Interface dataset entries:
==================================================
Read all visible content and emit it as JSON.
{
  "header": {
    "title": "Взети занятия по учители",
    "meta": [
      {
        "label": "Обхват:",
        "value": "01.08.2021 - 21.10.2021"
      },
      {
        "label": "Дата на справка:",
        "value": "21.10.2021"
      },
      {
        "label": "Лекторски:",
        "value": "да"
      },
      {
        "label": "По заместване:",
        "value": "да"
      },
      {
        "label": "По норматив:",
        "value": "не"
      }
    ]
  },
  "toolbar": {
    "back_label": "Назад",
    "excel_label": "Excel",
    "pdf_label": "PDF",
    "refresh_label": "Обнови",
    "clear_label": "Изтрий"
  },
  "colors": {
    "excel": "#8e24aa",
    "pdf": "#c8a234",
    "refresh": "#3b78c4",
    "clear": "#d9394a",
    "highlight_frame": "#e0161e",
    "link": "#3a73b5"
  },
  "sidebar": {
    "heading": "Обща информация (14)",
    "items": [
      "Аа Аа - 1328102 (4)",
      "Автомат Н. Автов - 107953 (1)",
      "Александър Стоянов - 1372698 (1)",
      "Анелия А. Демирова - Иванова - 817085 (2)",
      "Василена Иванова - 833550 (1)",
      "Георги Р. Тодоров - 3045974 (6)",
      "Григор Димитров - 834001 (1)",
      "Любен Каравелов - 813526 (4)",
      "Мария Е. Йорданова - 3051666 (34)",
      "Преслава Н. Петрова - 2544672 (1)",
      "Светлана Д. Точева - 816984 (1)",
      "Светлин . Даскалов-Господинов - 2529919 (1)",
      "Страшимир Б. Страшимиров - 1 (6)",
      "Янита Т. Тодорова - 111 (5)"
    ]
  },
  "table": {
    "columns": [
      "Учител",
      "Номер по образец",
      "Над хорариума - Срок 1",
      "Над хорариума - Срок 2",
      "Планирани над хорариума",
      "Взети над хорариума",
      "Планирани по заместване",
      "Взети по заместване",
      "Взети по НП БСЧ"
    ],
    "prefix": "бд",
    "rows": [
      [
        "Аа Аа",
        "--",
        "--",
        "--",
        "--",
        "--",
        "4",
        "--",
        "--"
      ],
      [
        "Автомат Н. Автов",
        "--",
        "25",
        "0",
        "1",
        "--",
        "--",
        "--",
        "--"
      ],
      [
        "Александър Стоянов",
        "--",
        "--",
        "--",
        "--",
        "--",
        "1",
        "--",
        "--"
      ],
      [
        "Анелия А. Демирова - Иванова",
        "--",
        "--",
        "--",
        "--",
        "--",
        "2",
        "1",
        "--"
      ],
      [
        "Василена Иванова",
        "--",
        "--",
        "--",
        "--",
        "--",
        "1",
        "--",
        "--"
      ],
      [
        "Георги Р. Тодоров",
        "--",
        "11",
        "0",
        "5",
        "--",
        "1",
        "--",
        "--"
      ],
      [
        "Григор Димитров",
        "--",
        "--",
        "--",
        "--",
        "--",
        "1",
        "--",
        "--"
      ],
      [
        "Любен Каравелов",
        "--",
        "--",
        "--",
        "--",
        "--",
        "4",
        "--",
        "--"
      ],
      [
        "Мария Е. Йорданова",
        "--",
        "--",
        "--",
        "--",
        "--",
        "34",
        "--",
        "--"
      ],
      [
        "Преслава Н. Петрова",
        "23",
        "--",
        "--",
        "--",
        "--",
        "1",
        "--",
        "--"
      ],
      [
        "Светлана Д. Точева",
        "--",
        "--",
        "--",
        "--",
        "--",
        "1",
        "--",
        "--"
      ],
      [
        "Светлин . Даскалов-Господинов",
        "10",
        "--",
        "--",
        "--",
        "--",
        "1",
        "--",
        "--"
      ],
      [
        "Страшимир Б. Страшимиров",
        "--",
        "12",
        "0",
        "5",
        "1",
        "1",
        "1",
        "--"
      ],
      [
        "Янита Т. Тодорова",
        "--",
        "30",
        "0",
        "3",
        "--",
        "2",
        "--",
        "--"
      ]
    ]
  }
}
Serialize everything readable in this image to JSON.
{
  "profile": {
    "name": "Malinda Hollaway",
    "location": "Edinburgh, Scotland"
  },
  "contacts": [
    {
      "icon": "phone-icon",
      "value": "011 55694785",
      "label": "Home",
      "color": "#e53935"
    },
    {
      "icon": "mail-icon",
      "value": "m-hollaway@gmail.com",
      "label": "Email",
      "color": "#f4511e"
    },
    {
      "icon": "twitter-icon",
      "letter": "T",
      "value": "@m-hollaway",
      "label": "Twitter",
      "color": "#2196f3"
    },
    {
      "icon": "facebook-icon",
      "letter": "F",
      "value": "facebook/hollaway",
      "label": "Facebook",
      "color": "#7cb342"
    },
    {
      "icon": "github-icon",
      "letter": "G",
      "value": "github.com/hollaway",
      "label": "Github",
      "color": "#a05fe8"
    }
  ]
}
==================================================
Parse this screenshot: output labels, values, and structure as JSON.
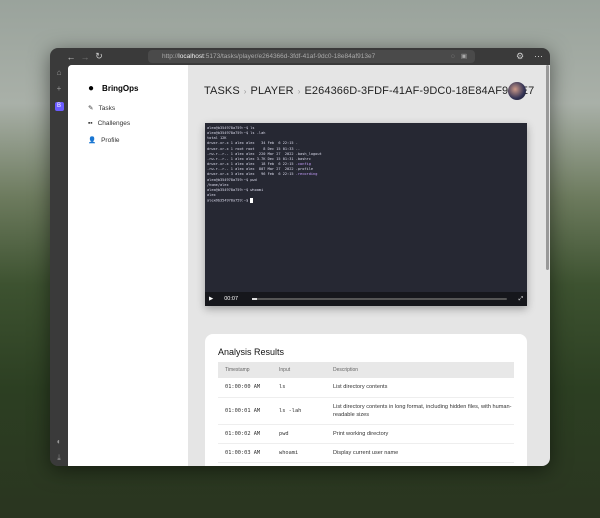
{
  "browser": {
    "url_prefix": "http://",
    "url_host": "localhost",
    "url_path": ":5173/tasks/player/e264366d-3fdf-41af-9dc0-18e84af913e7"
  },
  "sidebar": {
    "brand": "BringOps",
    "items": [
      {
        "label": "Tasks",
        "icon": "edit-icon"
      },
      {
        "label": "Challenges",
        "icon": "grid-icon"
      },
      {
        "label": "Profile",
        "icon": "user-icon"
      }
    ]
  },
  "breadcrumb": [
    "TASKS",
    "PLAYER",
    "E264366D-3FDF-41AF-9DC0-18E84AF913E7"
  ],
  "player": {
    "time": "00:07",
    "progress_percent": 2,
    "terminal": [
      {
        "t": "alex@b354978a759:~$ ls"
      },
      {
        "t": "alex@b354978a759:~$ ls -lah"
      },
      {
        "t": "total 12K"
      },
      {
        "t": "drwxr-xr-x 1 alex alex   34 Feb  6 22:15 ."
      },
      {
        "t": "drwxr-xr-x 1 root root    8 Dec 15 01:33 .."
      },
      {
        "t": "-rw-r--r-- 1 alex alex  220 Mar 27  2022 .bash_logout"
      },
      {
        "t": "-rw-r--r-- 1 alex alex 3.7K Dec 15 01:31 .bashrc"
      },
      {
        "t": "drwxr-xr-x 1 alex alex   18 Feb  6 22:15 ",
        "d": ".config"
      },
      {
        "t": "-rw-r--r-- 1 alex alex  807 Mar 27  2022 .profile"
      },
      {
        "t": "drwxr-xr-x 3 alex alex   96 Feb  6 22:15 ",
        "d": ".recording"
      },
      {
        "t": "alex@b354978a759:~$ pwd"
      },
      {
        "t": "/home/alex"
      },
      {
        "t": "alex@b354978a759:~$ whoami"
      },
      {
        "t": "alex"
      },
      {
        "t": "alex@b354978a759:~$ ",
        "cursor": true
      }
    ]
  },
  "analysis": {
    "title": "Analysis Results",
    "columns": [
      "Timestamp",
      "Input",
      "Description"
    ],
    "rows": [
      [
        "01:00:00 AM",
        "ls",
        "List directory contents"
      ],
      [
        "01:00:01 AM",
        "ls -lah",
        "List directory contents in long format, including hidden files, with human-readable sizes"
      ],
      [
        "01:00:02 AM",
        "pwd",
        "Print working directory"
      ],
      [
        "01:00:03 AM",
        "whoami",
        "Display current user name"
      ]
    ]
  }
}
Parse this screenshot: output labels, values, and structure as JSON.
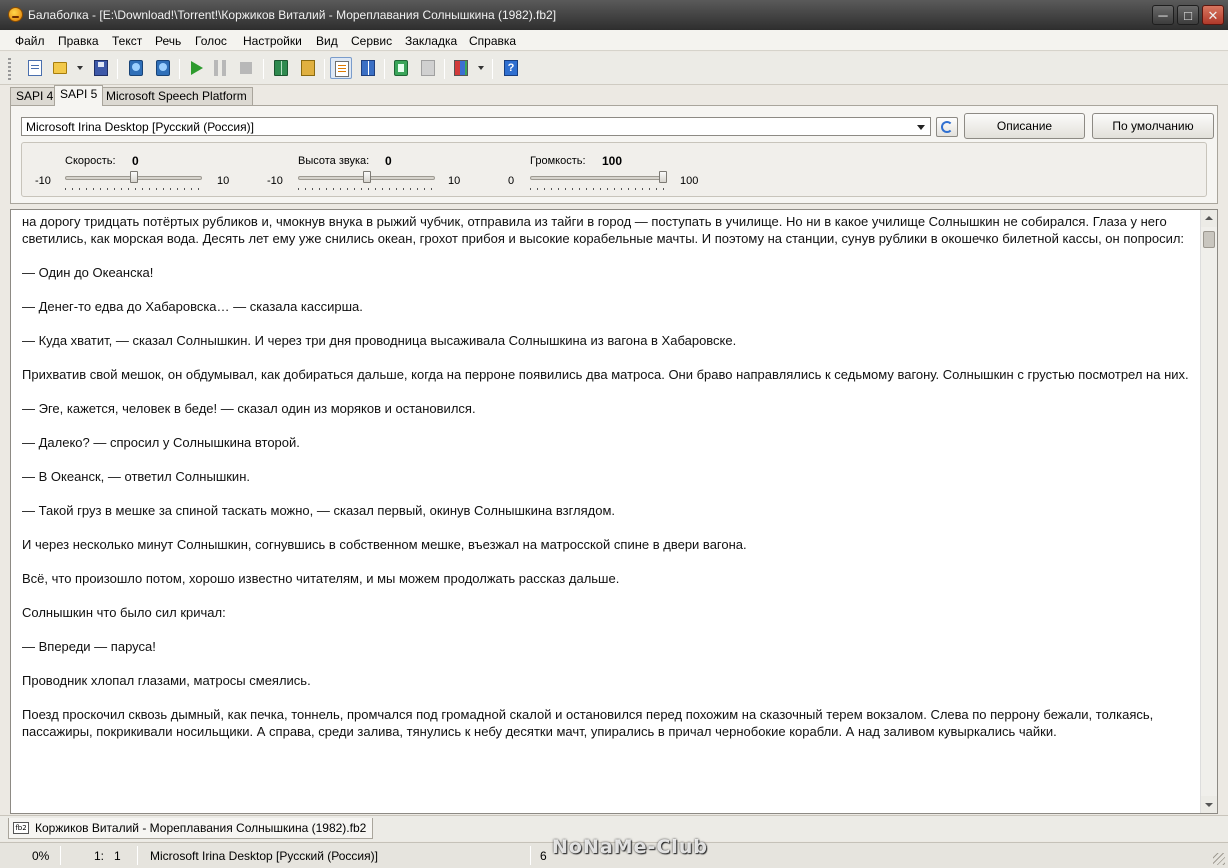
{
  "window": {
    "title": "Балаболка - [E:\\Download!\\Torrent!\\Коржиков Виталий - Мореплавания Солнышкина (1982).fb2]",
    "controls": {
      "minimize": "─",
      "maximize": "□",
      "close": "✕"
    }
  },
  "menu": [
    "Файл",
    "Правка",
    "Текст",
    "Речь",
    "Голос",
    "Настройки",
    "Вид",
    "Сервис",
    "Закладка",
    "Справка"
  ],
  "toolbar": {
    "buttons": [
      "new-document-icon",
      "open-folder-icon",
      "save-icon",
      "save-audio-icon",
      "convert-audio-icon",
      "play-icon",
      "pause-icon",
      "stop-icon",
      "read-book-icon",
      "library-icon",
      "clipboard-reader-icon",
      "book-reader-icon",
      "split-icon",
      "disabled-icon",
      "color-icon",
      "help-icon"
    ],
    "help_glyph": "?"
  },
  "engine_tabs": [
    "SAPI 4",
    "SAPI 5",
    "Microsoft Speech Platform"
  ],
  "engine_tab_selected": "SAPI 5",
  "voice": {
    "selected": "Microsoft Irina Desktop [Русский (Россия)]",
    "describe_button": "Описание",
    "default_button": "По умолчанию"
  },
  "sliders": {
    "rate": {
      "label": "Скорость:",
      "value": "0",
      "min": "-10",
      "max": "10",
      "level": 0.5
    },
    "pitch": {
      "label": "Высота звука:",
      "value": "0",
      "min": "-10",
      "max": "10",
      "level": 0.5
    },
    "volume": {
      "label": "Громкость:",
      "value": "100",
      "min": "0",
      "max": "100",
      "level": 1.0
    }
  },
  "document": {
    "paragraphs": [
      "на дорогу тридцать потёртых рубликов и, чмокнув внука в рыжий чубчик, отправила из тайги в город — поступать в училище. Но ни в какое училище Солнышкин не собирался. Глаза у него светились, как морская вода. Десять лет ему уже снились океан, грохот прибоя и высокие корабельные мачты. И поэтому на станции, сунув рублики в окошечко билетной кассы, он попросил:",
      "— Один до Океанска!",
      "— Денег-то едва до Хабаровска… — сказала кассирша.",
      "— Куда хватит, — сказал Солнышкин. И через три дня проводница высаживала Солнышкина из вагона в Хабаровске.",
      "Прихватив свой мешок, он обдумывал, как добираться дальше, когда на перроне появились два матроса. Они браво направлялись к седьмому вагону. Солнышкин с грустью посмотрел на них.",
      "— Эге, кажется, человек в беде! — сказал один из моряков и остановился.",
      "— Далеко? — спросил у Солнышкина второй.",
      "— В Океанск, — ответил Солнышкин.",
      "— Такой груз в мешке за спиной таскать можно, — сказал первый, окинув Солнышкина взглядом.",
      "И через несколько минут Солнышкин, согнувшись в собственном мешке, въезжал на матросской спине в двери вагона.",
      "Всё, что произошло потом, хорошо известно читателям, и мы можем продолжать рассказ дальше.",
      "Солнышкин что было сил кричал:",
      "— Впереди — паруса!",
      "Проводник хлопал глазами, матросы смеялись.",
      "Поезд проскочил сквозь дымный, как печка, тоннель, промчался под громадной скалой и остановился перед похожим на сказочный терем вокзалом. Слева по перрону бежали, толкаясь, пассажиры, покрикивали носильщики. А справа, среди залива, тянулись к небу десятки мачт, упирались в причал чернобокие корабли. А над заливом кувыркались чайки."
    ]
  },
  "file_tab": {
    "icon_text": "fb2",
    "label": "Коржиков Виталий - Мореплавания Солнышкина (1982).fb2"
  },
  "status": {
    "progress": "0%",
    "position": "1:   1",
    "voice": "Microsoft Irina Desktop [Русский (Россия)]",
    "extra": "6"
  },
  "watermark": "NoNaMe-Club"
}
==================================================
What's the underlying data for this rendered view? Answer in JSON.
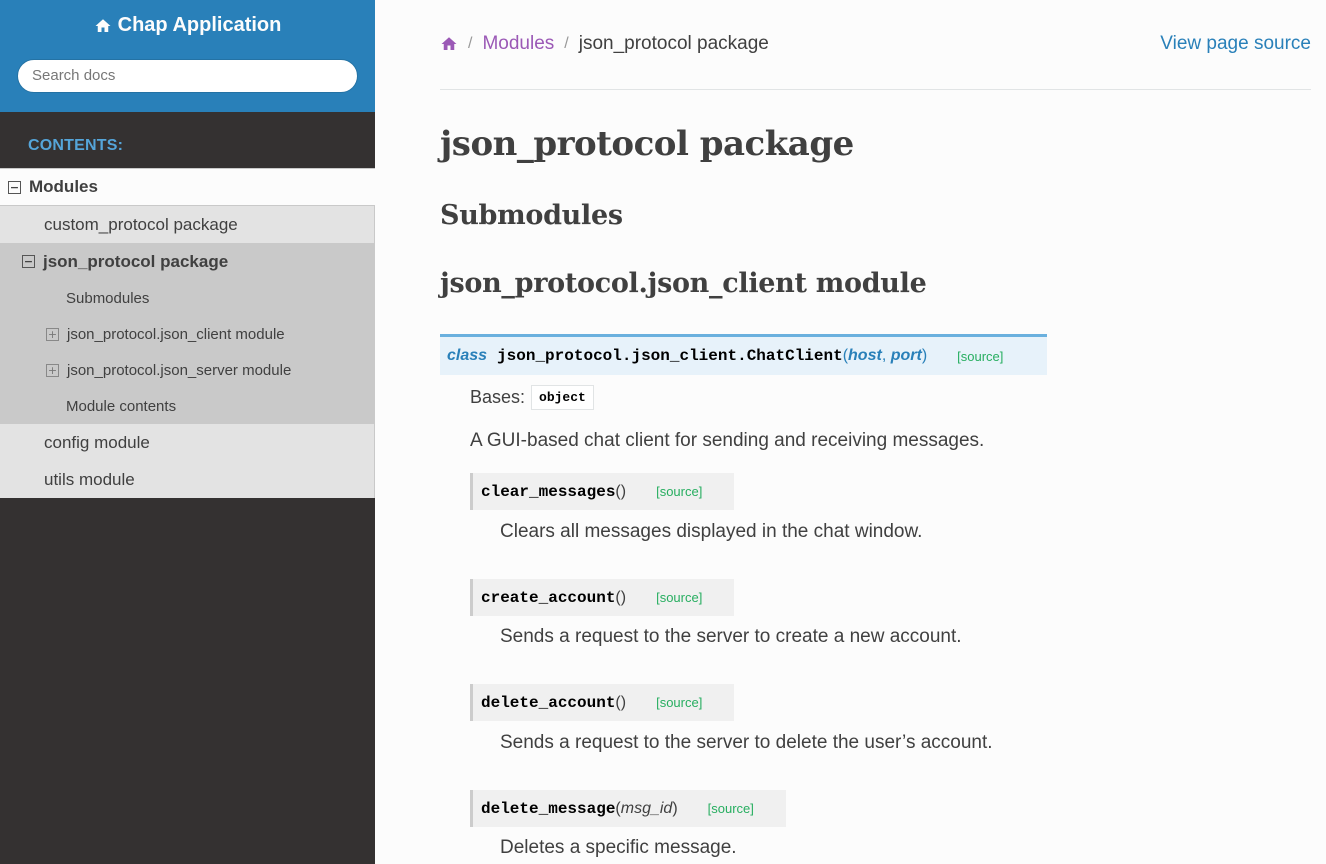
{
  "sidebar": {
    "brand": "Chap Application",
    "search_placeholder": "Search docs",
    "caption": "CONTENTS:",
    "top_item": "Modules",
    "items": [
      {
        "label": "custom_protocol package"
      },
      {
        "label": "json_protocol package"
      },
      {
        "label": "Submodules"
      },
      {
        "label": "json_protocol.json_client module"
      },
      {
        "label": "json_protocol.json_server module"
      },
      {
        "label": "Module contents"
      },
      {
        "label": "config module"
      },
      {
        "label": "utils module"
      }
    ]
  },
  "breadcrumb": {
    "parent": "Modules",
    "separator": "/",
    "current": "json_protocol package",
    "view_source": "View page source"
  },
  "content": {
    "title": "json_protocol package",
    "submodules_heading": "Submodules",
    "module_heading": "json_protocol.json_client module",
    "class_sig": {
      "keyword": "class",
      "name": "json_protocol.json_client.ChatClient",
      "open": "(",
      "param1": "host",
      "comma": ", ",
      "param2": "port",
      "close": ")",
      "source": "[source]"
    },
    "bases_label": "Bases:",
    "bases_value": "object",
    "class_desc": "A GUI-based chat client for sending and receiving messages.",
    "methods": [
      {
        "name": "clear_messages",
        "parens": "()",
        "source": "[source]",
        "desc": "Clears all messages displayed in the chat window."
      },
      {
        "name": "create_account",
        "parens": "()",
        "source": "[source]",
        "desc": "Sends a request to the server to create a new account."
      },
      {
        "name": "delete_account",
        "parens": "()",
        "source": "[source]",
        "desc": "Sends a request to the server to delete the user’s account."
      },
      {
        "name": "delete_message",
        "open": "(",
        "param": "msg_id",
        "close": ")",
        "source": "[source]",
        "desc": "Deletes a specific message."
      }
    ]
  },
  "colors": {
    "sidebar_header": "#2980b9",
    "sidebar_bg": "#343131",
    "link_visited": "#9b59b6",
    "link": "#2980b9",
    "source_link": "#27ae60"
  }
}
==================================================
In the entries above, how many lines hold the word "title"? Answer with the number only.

Solution: 4